**To do:**
Number of lines with the string "site" in the entries below: report it, and nothing besides.

BEGIN Information shown

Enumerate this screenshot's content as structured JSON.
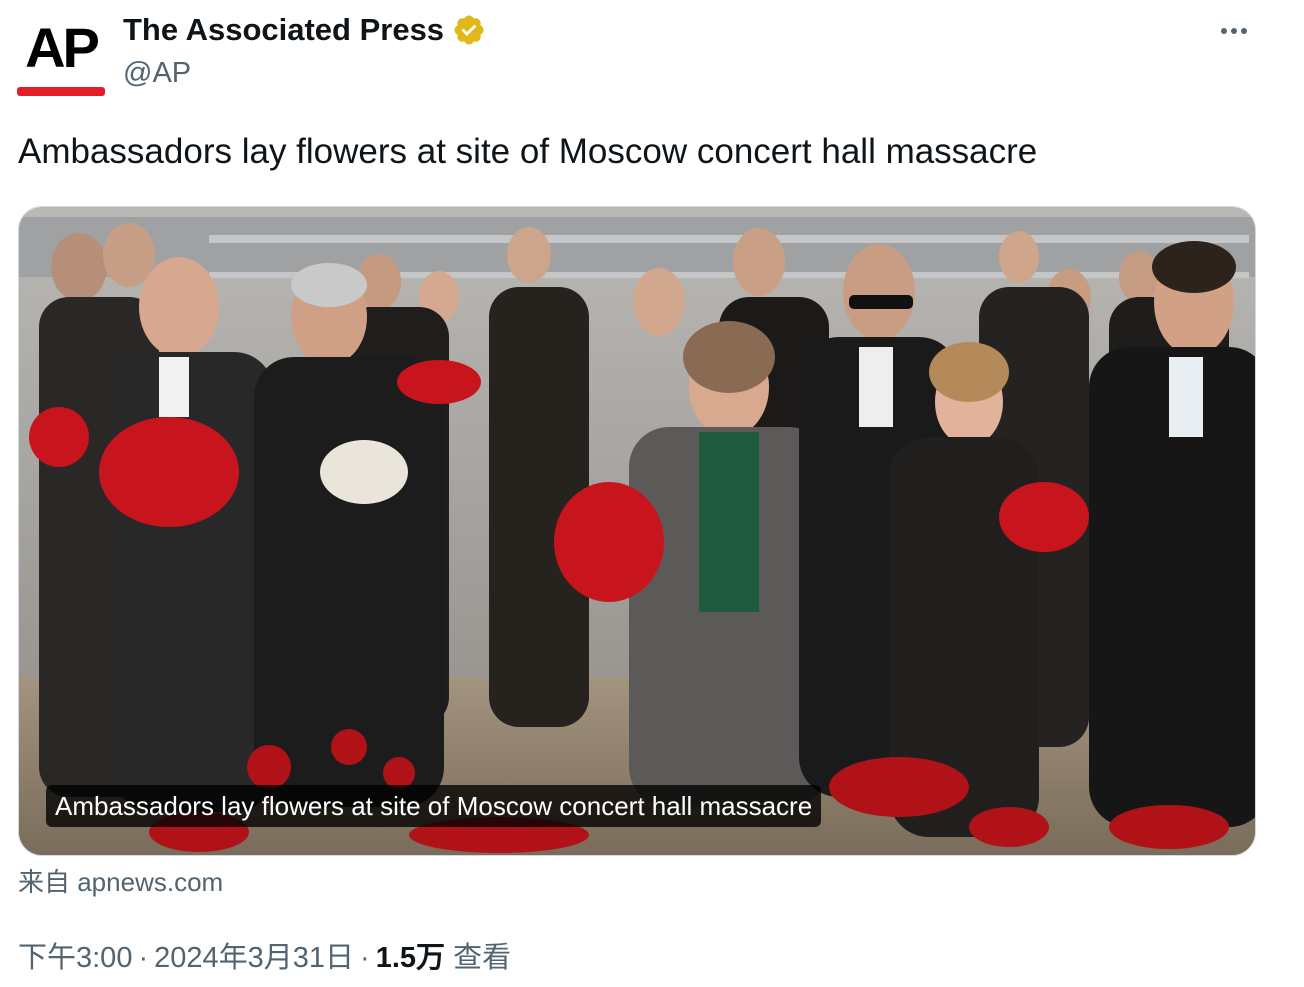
{
  "author": {
    "display_name": "The Associated Press",
    "handle": "@AP",
    "avatar_text": "AP",
    "verified_color": "#e2b719"
  },
  "tweet": {
    "text": "Ambassadors lay flowers at site of Moscow concert hall massacre"
  },
  "card": {
    "image_alt": "Ambassadors holding red flowers at a memorial",
    "caption": "Ambassadors lay flowers at site of Moscow concert hall massacre",
    "source": "来自 apnews.com"
  },
  "meta": {
    "time": "下午3:00",
    "separator": "·",
    "date": "2024年3月31日",
    "views_count": "1.5万",
    "views_label": "查看"
  },
  "colors": {
    "brand_red": "#e41e26",
    "text_primary": "#0f1419",
    "text_secondary": "#536471",
    "border": "#cfd9de"
  }
}
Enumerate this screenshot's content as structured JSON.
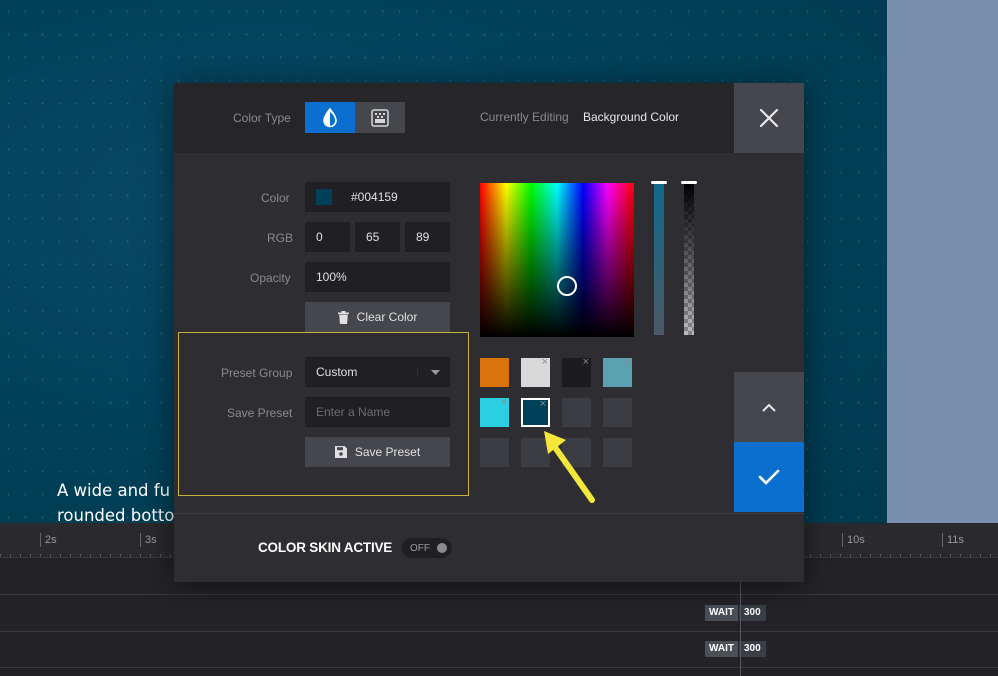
{
  "stage": {
    "text": "A wide and fu\nrounded botto"
  },
  "timeline": {
    "ticks": [
      "2s",
      "3s",
      "10s",
      "11s"
    ],
    "tracks": [
      {
        "wait_label": "WAIT",
        "wait_value": "300"
      },
      {
        "wait_label": "WAIT",
        "wait_value": "300"
      }
    ]
  },
  "modal": {
    "color_type_label": "Color Type",
    "currently_editing_label": "Currently Editing",
    "currently_editing_value": "Background Color",
    "color_label": "Color",
    "color_hex": "#004159",
    "rgb_label": "RGB",
    "rgb": {
      "r": "0",
      "g": "65",
      "b": "89"
    },
    "opacity_label": "Opacity",
    "opacity_value": "100%",
    "clear_color_label": "Clear Color",
    "preset_group_label": "Preset Group",
    "preset_group_value": "Custom",
    "save_preset_label": "Save Preset",
    "save_preset_placeholder": "Enter a Name",
    "save_preset_button": "Save Preset",
    "color_skin_label": "COLOR SKIN ACTIVE",
    "toggle_state": "OFF"
  },
  "colors": {
    "current": "#004159",
    "accent": "#0b6fcf",
    "preset_outline": "#c9b33a",
    "arrow": "#f5e63a"
  },
  "presets": [
    {
      "color": "#d9730c",
      "removable": false
    },
    {
      "color": "#d9d9d9",
      "removable": true
    },
    {
      "color": "#1c1c1e",
      "removable": true
    },
    {
      "color": "#5aa2b2",
      "removable": true
    },
    {
      "color": "#2ad0e2",
      "removable": true
    },
    {
      "color": "#004159",
      "removable": true,
      "selected": true
    },
    {
      "color": "#3b3d42",
      "removable": false
    },
    {
      "color": "#3b3d42",
      "removable": false
    },
    {
      "color": "#3b3d42",
      "removable": false
    },
    {
      "color": "#3b3d42",
      "removable": false
    },
    {
      "color": "#3b3d42",
      "removable": false
    },
    {
      "color": "#3b3d42",
      "removable": false
    }
  ],
  "icons": {
    "solid_type": "drop-icon",
    "gradient_type": "gradient-icon",
    "close": "close-icon",
    "clear": "trash-icon",
    "save": "floppy-icon",
    "collapse": "chevron-up-icon",
    "confirm": "check-icon"
  }
}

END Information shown

**Exercise answer:**
2